Most people know about Alzheimer’s disease, but the truth is that dementia has many forms and stages. Throughout the process, it’s not uncommon for those suffering from dementia to fall victim to financial scams and schemes.
Thieves are wily and slick in their methods, and often can even fool spouses and partners who are only trying to do what they feel is best for their loved ones. Luckily, there are ways to spot and prevent such fraud.
Here’s how you can keep your finances protected in the wake of dementia:
Assess the Situation and Make a Plan of Action
If your loved one is exhibiting signs of dementia, the first step toward protecting their finances is to understand the overall financial situation. This research should include necessary expenditures, charitable gifts and donations, financial gifts and earmarked funds for family and loved ones, and more.
Though some might have expendable income, many active seniors are on a fixed budget. In this case, being scammed out of funds would not only be financially devastating, but it would take a negative toll on other aspects of daily life.

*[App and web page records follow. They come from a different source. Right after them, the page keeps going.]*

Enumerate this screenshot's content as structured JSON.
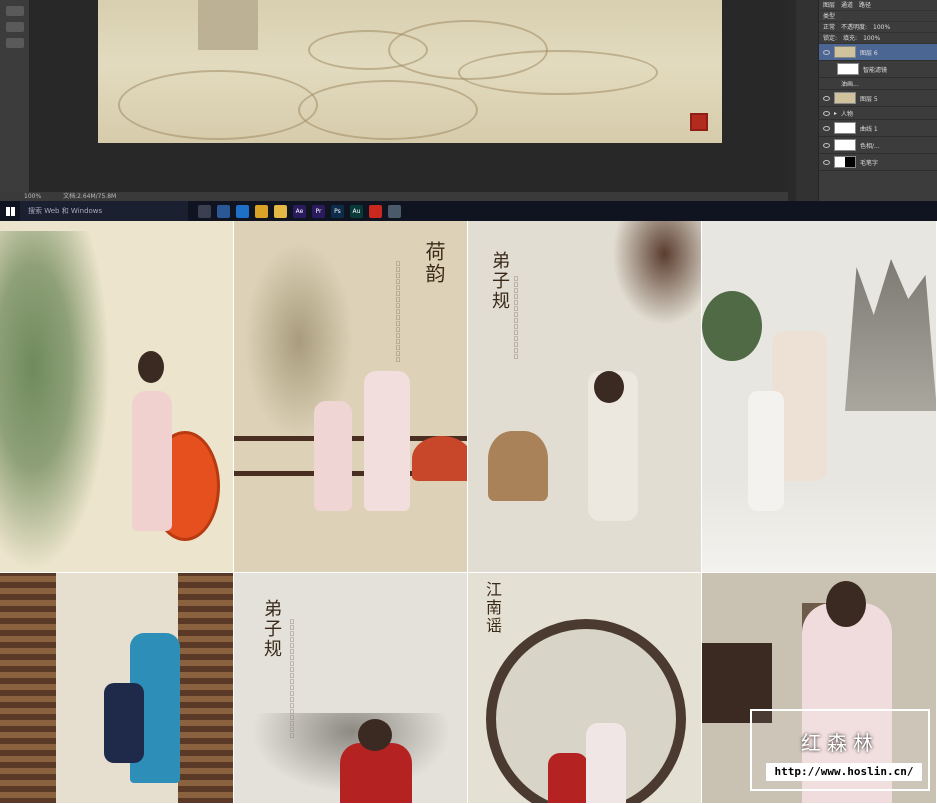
{
  "photoshop": {
    "status_zoom": "100%",
    "status_doc": "文档:2.64M/75.8M",
    "layers_panel": {
      "header_tabs": [
        "图层",
        "通道",
        "路径"
      ],
      "filter_kind": "类型",
      "blend_mode": "正常",
      "opacity_label": "不透明度:",
      "opacity_value": "100%",
      "lock_label": "锁定:",
      "fill_label": "填充:",
      "fill_value": "100%",
      "layers": [
        {
          "name": "图层 6",
          "selected": true
        },
        {
          "name": "智能滤镜",
          "selected": false
        },
        {
          "name": "油画...",
          "selected": false
        },
        {
          "name": "图层 5",
          "selected": false
        },
        {
          "name": "人物",
          "selected": false
        },
        {
          "name": "曲线 1",
          "selected": false
        },
        {
          "name": "色相/...",
          "selected": false
        },
        {
          "name": "毛笔字",
          "selected": false
        }
      ]
    }
  },
  "taskbar": {
    "search_placeholder": "搜索 Web 和 Windows",
    "apps": [
      {
        "icon": "task-view-icon",
        "color": "#3a4052"
      },
      {
        "icon": "store-icon",
        "color": "#2b5797"
      },
      {
        "icon": "edge-icon",
        "color": "#1e6fc8"
      },
      {
        "icon": "chrome-icon",
        "color": "#d9a327"
      },
      {
        "icon": "explorer-icon",
        "color": "#e3b844"
      },
      {
        "icon": "after-effects-icon",
        "color": "#2a1a5e",
        "label": "Ae"
      },
      {
        "icon": "premiere-icon",
        "color": "#2a1a5e",
        "label": "Pr"
      },
      {
        "icon": "photoshop-icon",
        "color": "#0d2c4a",
        "label": "Ps"
      },
      {
        "icon": "audition-icon",
        "color": "#083a3a",
        "label": "Au"
      },
      {
        "icon": "record-icon",
        "color": "#c8281e"
      },
      {
        "icon": "photos-icon",
        "color": "#4a5a6a"
      }
    ]
  },
  "photos": {
    "lotus_title": "荷韵",
    "dizigui_title": "弟子规",
    "jiangnan_title": "江南谣"
  },
  "watermark": {
    "name": "红森林",
    "url": "http://www.hoslin.cn/"
  }
}
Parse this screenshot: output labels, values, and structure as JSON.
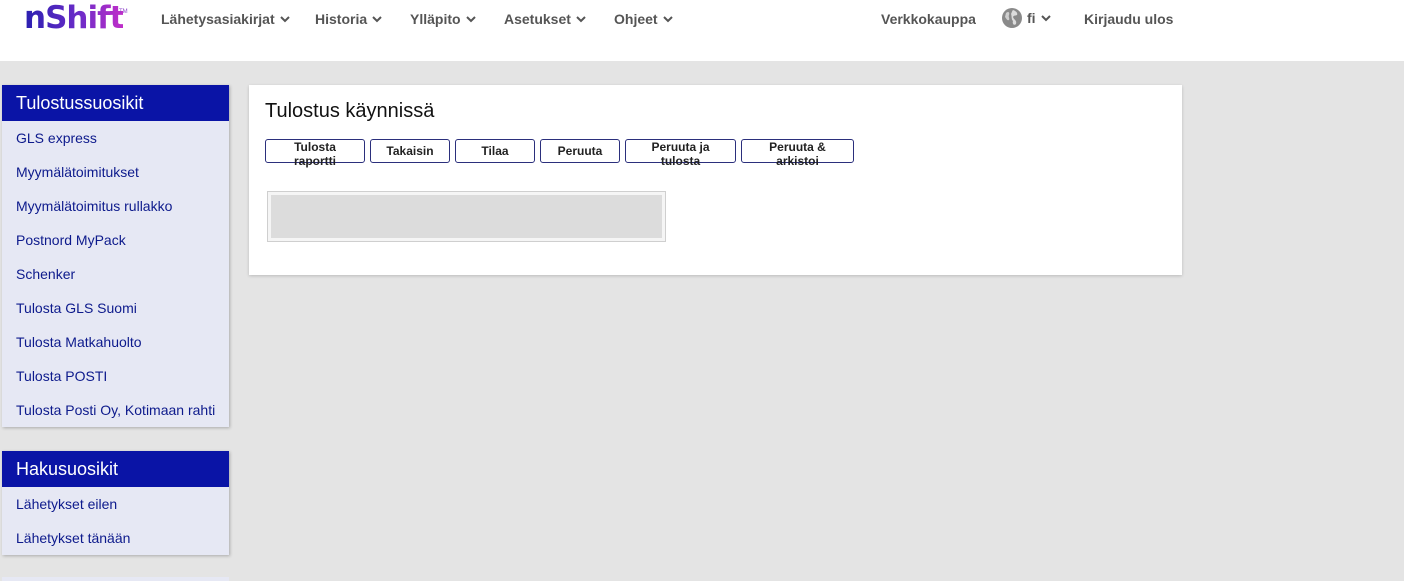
{
  "header": {
    "logo": "nShift",
    "logo_tm": "TM",
    "nav": [
      {
        "label": "Lähetysasiakirjat"
      },
      {
        "label": "Historia"
      },
      {
        "label": "Ylläpito"
      },
      {
        "label": "Asetukset"
      },
      {
        "label": "Ohjeet"
      }
    ],
    "shop_label": "Verkkokauppa",
    "language": "fi",
    "logout_label": "Kirjaudu ulos"
  },
  "sidebar": {
    "print_favorites": {
      "title": "Tulostussuosikit",
      "items": [
        "GLS express",
        "Myymälätoimitukset",
        "Myymälätoimitus rullakko",
        "Postnord MyPack",
        "Schenker",
        "Tulosta GLS Suomi",
        "Tulosta Matkahuolto",
        "Tulosta POSTI",
        "Tulosta Posti Oy, Kotimaan rahti"
      ]
    },
    "search_favorites": {
      "title": "Hakusuosikit",
      "items": [
        "Lähetykset eilen",
        "Lähetykset tänään"
      ]
    }
  },
  "main": {
    "title": "Tulostus käynnissä",
    "buttons": [
      "Tulosta raportti",
      "Takaisin",
      "Tilaa",
      "Peruuta",
      "Peruuta ja tulosta",
      "Peruuta & arkistoi"
    ],
    "progress": 0
  },
  "colors": {
    "sidebar_header": "#0a14a6",
    "sidebar_bg": "#e6e8f4",
    "link": "#0d1a8c",
    "page_bg": "#e4e4e4"
  }
}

There are times when you’ll be unable or unwilling to explore these facts and make financial decisions for your loved one. That’s why we have trusted and qualified professionals who can act as a court-appointed guardian. This ensures continually sound decisions regarding your loved one’s finances.
Compile Documents and Financial Data

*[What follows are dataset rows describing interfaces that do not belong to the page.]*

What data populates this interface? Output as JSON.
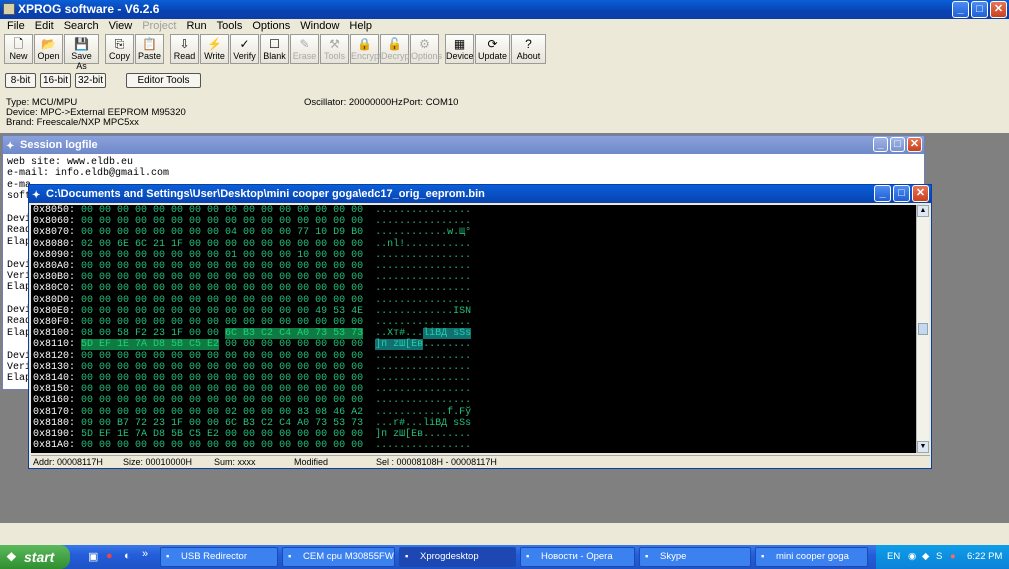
{
  "app": {
    "title": "XPROG software - V6.2.6"
  },
  "menu": [
    {
      "label": "File",
      "enabled": true
    },
    {
      "label": "Edit",
      "enabled": true
    },
    {
      "label": "Search",
      "enabled": true
    },
    {
      "label": "View",
      "enabled": true
    },
    {
      "label": "Project",
      "enabled": false
    },
    {
      "label": "Run",
      "enabled": true
    },
    {
      "label": "Tools",
      "enabled": true
    },
    {
      "label": "Options",
      "enabled": true
    },
    {
      "label": "Window",
      "enabled": true
    },
    {
      "label": "Help",
      "enabled": true
    }
  ],
  "toolbar": [
    {
      "label": "New",
      "icon": "new-file-icon",
      "enabled": true
    },
    {
      "label": "Open",
      "icon": "open-file-icon",
      "enabled": true
    },
    {
      "label": "Save As",
      "icon": "save-as-icon",
      "enabled": true
    },
    {
      "label": "Copy",
      "icon": "copy-icon",
      "enabled": true
    },
    {
      "label": "Paste",
      "icon": "paste-icon",
      "enabled": true
    },
    {
      "label": "Read",
      "icon": "read-icon",
      "enabled": true
    },
    {
      "label": "Write",
      "icon": "write-icon",
      "enabled": true
    },
    {
      "label": "Verify",
      "icon": "verify-icon",
      "enabled": true
    },
    {
      "label": "Blank",
      "icon": "blank-icon",
      "enabled": true
    },
    {
      "label": "Erase",
      "icon": "erase-icon",
      "enabled": false
    },
    {
      "label": "Tools",
      "icon": "tools-icon",
      "enabled": false
    },
    {
      "label": "Encrypt",
      "icon": "encrypt-icon",
      "enabled": false
    },
    {
      "label": "Decrypt",
      "icon": "decrypt-icon",
      "enabled": false
    },
    {
      "label": "Options",
      "icon": "options-icon",
      "enabled": false
    },
    {
      "label": "Device",
      "icon": "device-icon",
      "enabled": true
    },
    {
      "label": "Update",
      "icon": "update-icon",
      "enabled": true
    },
    {
      "label": "About",
      "icon": "about-icon",
      "enabled": true
    }
  ],
  "mode_buttons": {
    "b8": "8-bit",
    "b16": "16-bit",
    "b32": "32-bit",
    "editor": "Editor Tools"
  },
  "device_info": {
    "type": "Type: MCU/MPU",
    "device": "Device: MPC->External EEPROM M95320",
    "brand": "Brand: Freescale/NXP MPC5xx",
    "oscillator": "Oscillator: 20000000Hz",
    "port": "Port: COM10"
  },
  "session": {
    "title": "Session logfile",
    "lines": [
      "web site: www.eldb.eu",
      "e-mail: info.eldb@gmail.com",
      "e-ma",
      "soft",
      "",
      "Devi",
      "Read",
      "Elap",
      "",
      "Devi",
      "Veri",
      "Elap",
      "",
      "Devi",
      "Read",
      "Elap",
      "",
      "Devi",
      "Veri",
      "Elap"
    ]
  },
  "hex_window": {
    "title": "C:\\Documents and Settings\\User\\Desktop\\mini cooper goga\\edc17_orig_eeprom.bin",
    "rows": [
      {
        "addr": "0x8050:",
        "bytes": "00 00 00 00 00 00 00 00 00 00 00 00 00 00 00 00",
        "ascii": "................"
      },
      {
        "addr": "0x8060:",
        "bytes": "00 00 00 00 00 00 00 00 00 00 00 00 00 00 00 00",
        "ascii": "................"
      },
      {
        "addr": "0x8070:",
        "bytes": "00 00 00 00 00 00 00 00 04 00 00 00 77 10 D9 B0",
        "ascii": "............w.Щ°"
      },
      {
        "addr": "0x8080:",
        "bytes": "02 00 6E 6C 21 1F 00 00 00 00 00 00 00 00 00 00",
        "ascii": "..nl!..........."
      },
      {
        "addr": "0x8090:",
        "bytes": "00 00 00 00 00 00 00 00 01 00 00 00 10 00 00 00",
        "ascii": "................"
      },
      {
        "addr": "0x80A0:",
        "bytes": "00 00 00 00 00 00 00 00 00 00 00 00 00 00 00 00",
        "ascii": "................"
      },
      {
        "addr": "0x80B0:",
        "bytes": "00 00 00 00 00 00 00 00 00 00 00 00 00 00 00 00",
        "ascii": "................"
      },
      {
        "addr": "0x80C0:",
        "bytes": "00 00 00 00 00 00 00 00 00 00 00 00 00 00 00 00",
        "ascii": "................"
      },
      {
        "addr": "0x80D0:",
        "bytes": "00 00 00 00 00 00 00 00 00 00 00 00 00 00 00 00",
        "ascii": "................"
      },
      {
        "addr": "0x80E0:",
        "bytes": "00 00 00 00 00 00 00 00 00 00 00 00 00 49 53 4E",
        "ascii": ".............ISN"
      },
      {
        "addr": "0x80F0:",
        "bytes": "00 00 00 00 00 00 00 00 00 00 00 00 00 00 00 00",
        "ascii": "................"
      },
      {
        "addr": "0x8100:",
        "bytes": "08 00 58 F2 23 1F 00 00 6C B3 C2 C4 A0 73 53 73",
        "ascii": "..Xт#...lіВД sSs",
        "sel_from": 8,
        "sel_to": 15
      },
      {
        "addr": "0x8110:",
        "bytes": "5D EF 1E 7A D8 5B C5 E2 00 00 00 00 00 00 00 00",
        "ascii": "]п zШ[Ев........",
        "sel_from": 0,
        "sel_to": 7
      },
      {
        "addr": "0x8120:",
        "bytes": "00 00 00 00 00 00 00 00 00 00 00 00 00 00 00 00",
        "ascii": "................"
      },
      {
        "addr": "0x8130:",
        "bytes": "00 00 00 00 00 00 00 00 00 00 00 00 00 00 00 00",
        "ascii": "................"
      },
      {
        "addr": "0x8140:",
        "bytes": "00 00 00 00 00 00 00 00 00 00 00 00 00 00 00 00",
        "ascii": "................"
      },
      {
        "addr": "0x8150:",
        "bytes": "00 00 00 00 00 00 00 00 00 00 00 00 00 00 00 00",
        "ascii": "................"
      },
      {
        "addr": "0x8160:",
        "bytes": "00 00 00 00 00 00 00 00 00 00 00 00 00 00 00 00",
        "ascii": "................"
      },
      {
        "addr": "0x8170:",
        "bytes": "00 00 00 00 00 00 00 00 02 00 00 00 83 08 46 A2",
        "ascii": "............f.Fў"
      },
      {
        "addr": "0x8180:",
        "bytes": "09 00 B7 72 23 1F 00 00 6C B3 C2 C4 A0 73 53 73",
        "ascii": "...r#...lіВД sSs"
      },
      {
        "addr": "0x8190:",
        "bytes": "5D EF 1E 7A D8 5B C5 E2 00 00 00 00 00 00 00 00",
        "ascii": "]п zШ[Ев........"
      },
      {
        "addr": "0x81A0:",
        "bytes": "00 00 00 00 00 00 00 00 00 00 00 00 00 00 00 00",
        "ascii": "................"
      }
    ],
    "status": {
      "addr": "Addr: 00008117H",
      "size": "Size: 00010000H",
      "sum": "Sum: xxxx",
      "modified": "Modified",
      "sel": "Sel : 00008108H - 00008117H"
    }
  },
  "taskbar": {
    "start": "start",
    "quick": "»",
    "tasks": [
      "USB Redirector",
      "CEM cpu M30855FW ...",
      "Xprogdesktop",
      "Новости - Opera",
      "Skype",
      "mini cooper goga"
    ],
    "active_task": 2,
    "lang": "EN",
    "clock": "6:22 PM"
  },
  "colors": {
    "hex_bg": "#000000",
    "hex_text": "#22c07a",
    "addr_text": "#ffffff",
    "selection": "#19e07a",
    "selection_ascii": "#22e0e0"
  }
}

It’s important to have detailed information regarding all financial activity in which your loved one is involved. More than mere figures, this should also include names, contact information, and other important data related to all banking, financial, and legal institutions with which your loved one has a working relationship.

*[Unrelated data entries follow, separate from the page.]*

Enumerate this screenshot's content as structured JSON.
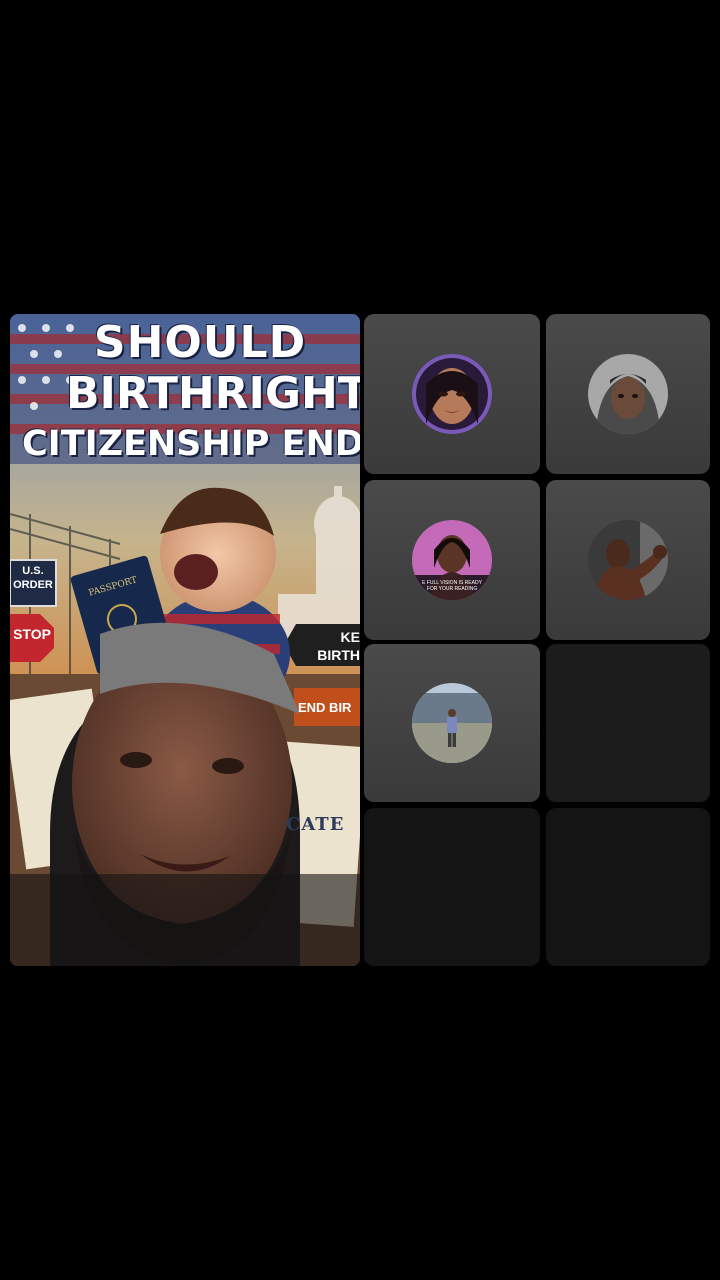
{
  "host": {
    "thumbnail_title_lines": [
      "SHOULD",
      "BIRTHRIGHT",
      "CITIZENSHIP END"
    ],
    "passport_label": "PASSPORT",
    "sign_us_border_lines": [
      "U.S.",
      "ORDER"
    ],
    "sign_stop": "STOP",
    "sign_keep_lines": [
      "KE",
      "BIRTH"
    ],
    "sign_end": "END BIR",
    "certificate_text": "CATE"
  },
  "guests": [
    {
      "avatar_icon": "woman-portrait-avatar"
    },
    {
      "avatar_icon": "man-hooded-portrait-avatar"
    },
    {
      "avatar_icon": "woman-promo-avatar",
      "avatar_caption_lines": [
        "E FULL VISION IS READY",
        "FOR YOUR READING"
      ]
    },
    {
      "avatar_icon": "man-flexing-avatar"
    },
    {
      "avatar_icon": "man-standing-avatar"
    }
  ],
  "colors": {
    "background": "#000000",
    "tile_active": "#444444",
    "tile_empty": "#1c1c1c"
  }
}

Depending on the progress of dementia and your own ability/desire to do so, you may wish to add your name banking and financial accounts, and request access to monthly statements. This will allow you to monitor potentially fraudulent debits and withdrawals. It will also provide insight into irregular spending activity, payments to individuals with whom you’re unfamiliar, purchases of gift cards or big-ticket items, and more.
When possible, set up automatic bill payment (sometimes referred to as ACH) and direct deposit. This provides a level of security that’s nearly impossible for hackers to access.
Reach Out for Support
COA’s Guardianship Department manages the financial affairs and other essential services as appointed by the courts, but can also help with your loved one on a private basis. Call 386.253.4700 x 225 for more information.